"I came to offer my kids a better future and just got here yesterday — I arrived and now I don’t have a leg," Gabriel Gallardo, 27, said from his hospital bed in a video message translated from Spanish that was directed at the American president and was provided to Noticias Telemundo and NBC News. The man suffered a partially amputated leg. "My dream is gone," he said.

“I’m hoping that my mom, Nancy, my wife, Andreina, and my kids, Gabriel and Angel, can come,” said Gallardo, a migrant who left Venezuela with his family. “I’m hoping you’ll give us consideration after everything that we suffered yesterday.”

Gallardo was one of 10 people injured Sunday after an SUV rammed into a group waiting at a bus stop in the border city of Brownsville. The driver, whom authorities identified as George Alvarez, 34, has been charged with eight counts of manslaughter.

Authorities are investigating and have not ruled out the possibility that the crash was intentional.

Gabriel Gallardo lost a leg after being hit by a vehicle in Brownsville, Texas.
Gabriel Gallardo lost a leg after being hit by a vehicle in Brownsville, Texas.via Telemundo

Gallardo's wife and two children, who remain in Colombia, said they are "devastated" and pleaded for help in another video.

"My sons and I need to be with my husband — as well as his mother. We left Venezuela with a future and a dream for his children. That dream has been turned upside down. Please President Biden, we ask for your help please," said Gallardo's wife, Yuleissi Andreina Quintero, who is 29.

Gallardo's mother, Nancy Xiomara García Contreras, who is also in Colombia, said in a video: "Please help us to get there so that he can see his children so that his wife can be there to help support him ... I don't have a passport, I don't have any way to get there."
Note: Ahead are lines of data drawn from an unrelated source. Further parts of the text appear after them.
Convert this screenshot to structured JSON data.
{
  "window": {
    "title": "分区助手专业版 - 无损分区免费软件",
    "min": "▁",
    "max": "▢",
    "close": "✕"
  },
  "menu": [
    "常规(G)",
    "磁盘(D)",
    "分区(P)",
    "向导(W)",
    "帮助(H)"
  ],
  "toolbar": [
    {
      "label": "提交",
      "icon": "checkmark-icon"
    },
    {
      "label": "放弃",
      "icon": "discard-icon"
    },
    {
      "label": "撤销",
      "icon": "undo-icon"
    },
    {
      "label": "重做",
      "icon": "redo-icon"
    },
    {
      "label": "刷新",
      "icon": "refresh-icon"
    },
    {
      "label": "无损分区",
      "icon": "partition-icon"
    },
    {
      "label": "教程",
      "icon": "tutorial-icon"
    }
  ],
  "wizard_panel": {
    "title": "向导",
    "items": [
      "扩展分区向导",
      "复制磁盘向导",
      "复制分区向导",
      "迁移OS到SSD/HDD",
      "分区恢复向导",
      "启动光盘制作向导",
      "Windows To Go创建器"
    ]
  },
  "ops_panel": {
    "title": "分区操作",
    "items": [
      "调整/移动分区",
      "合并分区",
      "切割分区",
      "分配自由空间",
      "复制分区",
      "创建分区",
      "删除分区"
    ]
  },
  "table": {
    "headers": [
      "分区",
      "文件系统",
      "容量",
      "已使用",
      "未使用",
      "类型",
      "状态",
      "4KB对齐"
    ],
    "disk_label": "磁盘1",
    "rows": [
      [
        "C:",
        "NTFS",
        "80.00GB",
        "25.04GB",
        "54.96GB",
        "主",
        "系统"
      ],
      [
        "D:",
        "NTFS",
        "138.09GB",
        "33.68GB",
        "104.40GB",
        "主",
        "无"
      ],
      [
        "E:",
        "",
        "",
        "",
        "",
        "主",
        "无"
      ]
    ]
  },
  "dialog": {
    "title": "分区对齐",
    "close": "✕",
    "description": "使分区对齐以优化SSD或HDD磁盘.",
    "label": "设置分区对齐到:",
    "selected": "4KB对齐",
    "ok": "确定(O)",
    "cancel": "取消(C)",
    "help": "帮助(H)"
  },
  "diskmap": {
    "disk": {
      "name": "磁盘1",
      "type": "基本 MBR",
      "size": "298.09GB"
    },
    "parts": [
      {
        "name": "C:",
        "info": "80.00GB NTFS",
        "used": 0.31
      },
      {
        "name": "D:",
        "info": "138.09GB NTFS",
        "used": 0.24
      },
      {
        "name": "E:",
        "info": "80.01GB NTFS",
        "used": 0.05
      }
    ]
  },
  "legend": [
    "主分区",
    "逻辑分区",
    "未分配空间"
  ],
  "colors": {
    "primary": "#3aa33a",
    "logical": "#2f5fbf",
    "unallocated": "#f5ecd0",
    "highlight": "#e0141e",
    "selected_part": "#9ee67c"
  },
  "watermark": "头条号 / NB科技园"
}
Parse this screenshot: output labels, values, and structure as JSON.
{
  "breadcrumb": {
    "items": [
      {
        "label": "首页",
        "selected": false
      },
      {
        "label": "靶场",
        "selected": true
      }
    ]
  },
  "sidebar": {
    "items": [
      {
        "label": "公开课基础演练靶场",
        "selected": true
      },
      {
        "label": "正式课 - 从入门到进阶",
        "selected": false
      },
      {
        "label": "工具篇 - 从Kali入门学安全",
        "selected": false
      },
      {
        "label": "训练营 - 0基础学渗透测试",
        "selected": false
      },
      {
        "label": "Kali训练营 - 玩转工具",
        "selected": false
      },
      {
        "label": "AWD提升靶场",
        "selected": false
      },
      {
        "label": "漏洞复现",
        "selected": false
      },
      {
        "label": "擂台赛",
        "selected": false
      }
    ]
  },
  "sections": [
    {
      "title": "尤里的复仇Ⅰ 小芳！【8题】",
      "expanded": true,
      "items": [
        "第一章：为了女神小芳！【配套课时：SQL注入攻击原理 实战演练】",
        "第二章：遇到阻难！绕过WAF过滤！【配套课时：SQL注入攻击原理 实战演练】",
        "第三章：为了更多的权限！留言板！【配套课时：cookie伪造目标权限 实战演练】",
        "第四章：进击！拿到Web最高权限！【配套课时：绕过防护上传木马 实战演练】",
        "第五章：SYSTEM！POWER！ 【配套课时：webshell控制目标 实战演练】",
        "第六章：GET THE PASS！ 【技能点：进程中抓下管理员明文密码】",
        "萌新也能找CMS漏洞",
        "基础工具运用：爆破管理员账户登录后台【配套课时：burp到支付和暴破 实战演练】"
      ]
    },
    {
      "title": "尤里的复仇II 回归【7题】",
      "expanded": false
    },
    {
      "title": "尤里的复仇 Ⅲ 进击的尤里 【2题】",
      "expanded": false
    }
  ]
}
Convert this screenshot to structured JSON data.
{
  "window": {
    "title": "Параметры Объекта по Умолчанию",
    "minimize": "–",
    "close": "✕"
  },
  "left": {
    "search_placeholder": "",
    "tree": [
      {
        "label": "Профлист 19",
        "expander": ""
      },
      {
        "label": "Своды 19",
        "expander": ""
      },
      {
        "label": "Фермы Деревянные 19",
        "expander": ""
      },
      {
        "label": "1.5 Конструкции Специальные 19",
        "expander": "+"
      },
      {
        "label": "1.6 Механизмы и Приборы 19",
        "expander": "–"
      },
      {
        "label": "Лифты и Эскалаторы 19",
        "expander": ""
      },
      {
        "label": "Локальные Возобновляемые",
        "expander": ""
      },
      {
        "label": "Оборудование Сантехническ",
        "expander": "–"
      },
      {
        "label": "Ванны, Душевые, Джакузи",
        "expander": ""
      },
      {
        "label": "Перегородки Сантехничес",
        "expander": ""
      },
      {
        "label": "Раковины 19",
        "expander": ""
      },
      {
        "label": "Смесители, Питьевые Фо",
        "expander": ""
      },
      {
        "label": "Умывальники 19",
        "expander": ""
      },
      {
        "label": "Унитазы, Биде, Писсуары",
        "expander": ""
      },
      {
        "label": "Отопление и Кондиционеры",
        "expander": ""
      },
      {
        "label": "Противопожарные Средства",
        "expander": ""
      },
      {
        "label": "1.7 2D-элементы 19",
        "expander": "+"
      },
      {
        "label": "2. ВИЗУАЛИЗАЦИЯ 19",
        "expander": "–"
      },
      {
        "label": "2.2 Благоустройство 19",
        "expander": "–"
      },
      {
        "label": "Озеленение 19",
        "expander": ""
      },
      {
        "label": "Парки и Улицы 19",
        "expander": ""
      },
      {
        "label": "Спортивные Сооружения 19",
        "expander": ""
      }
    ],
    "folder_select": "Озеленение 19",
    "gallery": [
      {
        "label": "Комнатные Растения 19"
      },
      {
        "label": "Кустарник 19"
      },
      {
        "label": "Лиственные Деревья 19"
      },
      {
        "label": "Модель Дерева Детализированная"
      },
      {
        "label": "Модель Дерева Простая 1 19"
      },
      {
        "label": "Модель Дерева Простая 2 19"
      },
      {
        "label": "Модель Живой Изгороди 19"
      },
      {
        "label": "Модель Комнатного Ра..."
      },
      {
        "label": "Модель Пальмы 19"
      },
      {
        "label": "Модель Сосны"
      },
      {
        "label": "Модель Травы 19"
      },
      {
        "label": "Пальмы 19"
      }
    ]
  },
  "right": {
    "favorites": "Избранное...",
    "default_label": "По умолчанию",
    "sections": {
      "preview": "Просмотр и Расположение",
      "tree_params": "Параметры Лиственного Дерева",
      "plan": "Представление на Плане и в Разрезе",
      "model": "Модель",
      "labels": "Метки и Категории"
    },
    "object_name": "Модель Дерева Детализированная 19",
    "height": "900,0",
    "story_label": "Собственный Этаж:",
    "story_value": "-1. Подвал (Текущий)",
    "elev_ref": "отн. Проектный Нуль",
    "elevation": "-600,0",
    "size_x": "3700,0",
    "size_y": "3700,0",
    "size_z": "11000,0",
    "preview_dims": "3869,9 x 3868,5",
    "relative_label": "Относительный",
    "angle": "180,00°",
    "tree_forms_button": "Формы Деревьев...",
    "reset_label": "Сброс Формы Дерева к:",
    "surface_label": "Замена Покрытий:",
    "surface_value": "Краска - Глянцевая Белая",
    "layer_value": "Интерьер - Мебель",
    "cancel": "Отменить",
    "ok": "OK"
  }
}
Gabriel Gallardo's wife and their two sons.
Gabriel Gallardo's wife and two sons asked to be allowed to come to the U.S. in a video from Colombia.via Telemundo

The victims of the crash are all believed to be migrants who were waiting at the stop near the Ozanam Center shelter.

Gallardo had crossed the border with other migrants, including his cousin Raul Antonio Ramos, who also sustained injuries in the crash.

"I don’t even have the words to express how I’m feeling," Gallardo said. "So much pain, so much suffering I went through to get here. God, I feel so bad, I feel so bad for it all."